Now, service members will receive $7.50 a day for days spent in these areas. Personnel who travel to the designated areas for periods less than 30 days should keep track of the number of days they are in the area to verify that they are paid for the correct number of days, officials said.
The military services are working to waive or remit debts for members who may have been overpaid for January, officials said. The services can waive this “when there is no indication of fraud, fault, misrepresentation, or when members were unaware they were overpaid,” Pentagon spokeswoman Eileen Lainez said.
Proration is based on a 30-day month, which translates into a rate of $7.50 per day. It does not matter if the month is 28 or 31 days long, officials explained; if service members serve in affected areas for the complete month, they will receive the full rate of $225 per month.
The Defense Department defines imminent danger pay areas as places where members are subject to the threat of physical harm or imminent danger because of civil insurrection, civil war, terrorism or wartime conditions.
Service members who come under fire, regardless of location, will receive the full monthly hostile-fire pay amount of $225.
Service members will receive notification of the change via emails, on the MyPay system, on social media sites and via the chain of command.
Army bringing military muscle to Chicago Auto Show
WARREN, Mich. — The U.S. Army is sending two concept hybrid vehicles to the Chicago Auto Show to showcase its latest energy-efficiency efforts that can save money, address environmental concerns and, most importantly, save Soldiers’ lives.
The U.S. Army Tank Automotive Research, Development and Engineering Center, known as TARDEC, will display two Clandestine Extended Range Vehicles, or CERVs, from its Detroit Arsenal-based headquarters at the Chicago Army Recruiting Battalion display.

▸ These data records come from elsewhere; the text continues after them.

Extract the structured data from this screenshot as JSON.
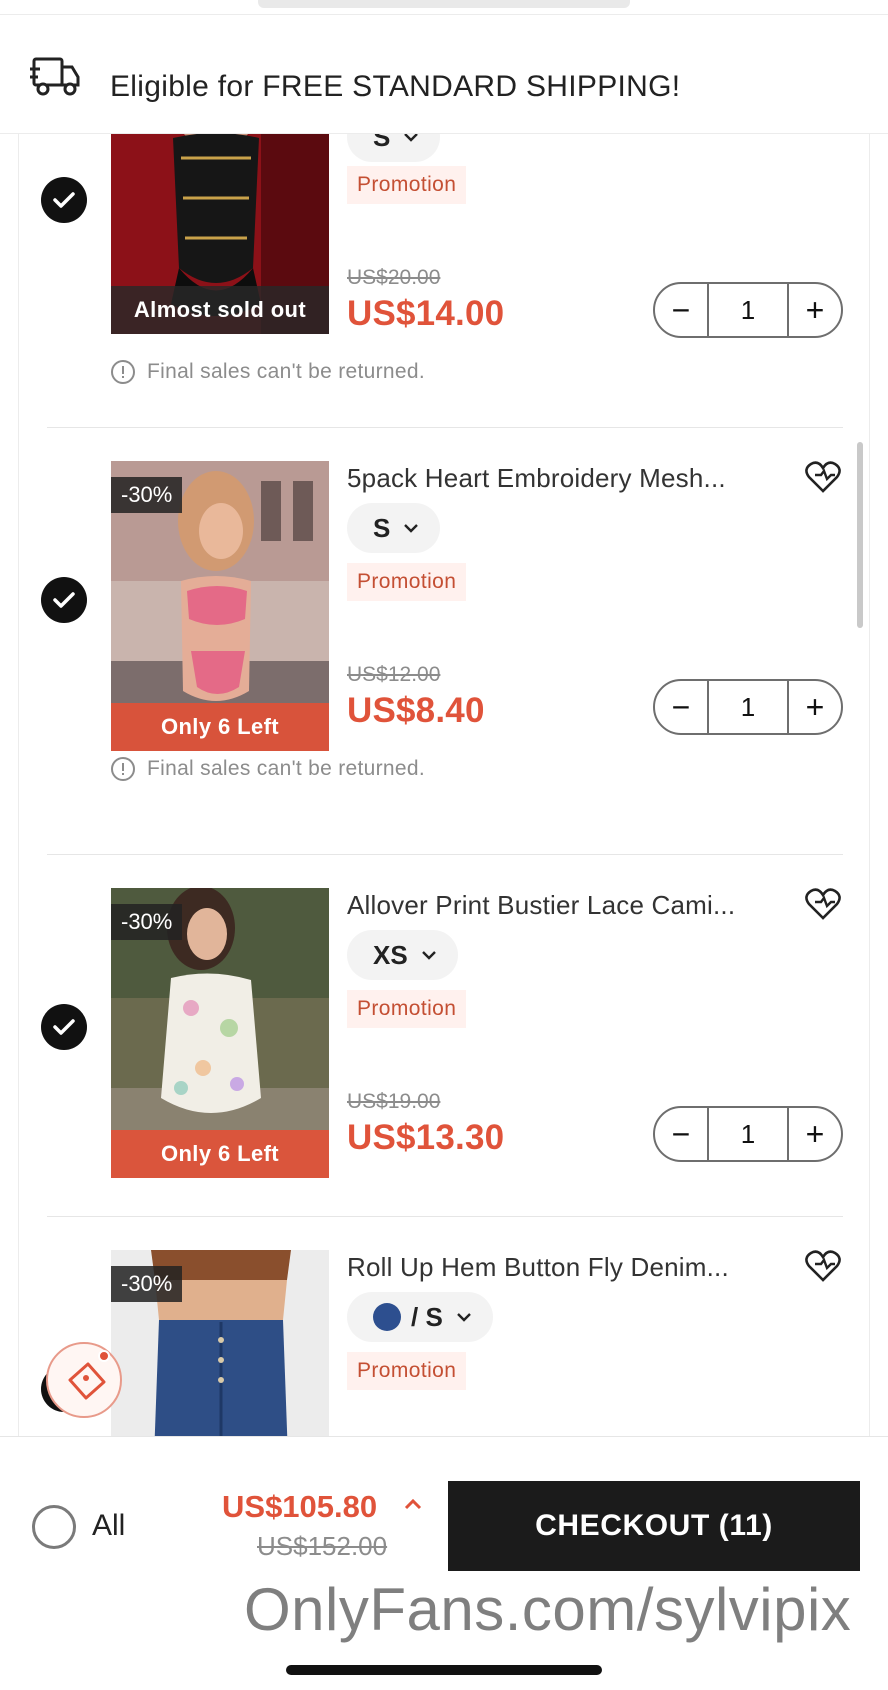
{
  "shipping": {
    "icon": "truck-icon",
    "text": "Eligible for FREE STANDARD SHIPPING!"
  },
  "items": [
    {
      "checked": true,
      "badge": "",
      "stock_label": "Almost sold out",
      "title": "",
      "size": "S",
      "promo": "Promotion",
      "old_price": "US$20.00",
      "price": "US$14.00",
      "qty": "1",
      "note": "Final sales can't be returned."
    },
    {
      "checked": true,
      "badge": "-30%",
      "stock_label": "Only 6 Left",
      "title": "5pack Heart Embroidery Mesh...",
      "size": "S",
      "promo": "Promotion",
      "old_price": "US$12.00",
      "price": "US$8.40",
      "qty": "1",
      "note": "Final sales can't be returned."
    },
    {
      "checked": true,
      "badge": "-30%",
      "stock_label": "Only 6 Left",
      "title": "Allover Print Bustier Lace Cami...",
      "size": "XS",
      "promo": "Promotion",
      "old_price": "US$19.00",
      "price": "US$13.30",
      "qty": "1"
    },
    {
      "checked": true,
      "badge": "-30%",
      "title": "Roll Up Hem Button Fly Denim...",
      "size": "/ S",
      "color_swatch": "#2d4f8f",
      "promo": "Promotion"
    }
  ],
  "stepper": {
    "minus": "−",
    "plus": "+"
  },
  "footer": {
    "all_label": "All",
    "total": "US$105.80",
    "total_old": "US$152.00",
    "checkout_label": "CHECKOUT (11)"
  },
  "watermark": "OnlyFans.com/sylvipix",
  "colors": {
    "accent": "#e0533a",
    "promo_bg": "#fff1ee",
    "checkout_bg": "#1b1b1b"
  }
}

CERVs are lightweight, diesel-electric hybrid prototypes with a top speed of 80 mph. Designed for reconnaissance, targeting and rescue missions. CERVs have silent run capabilities of eight miles.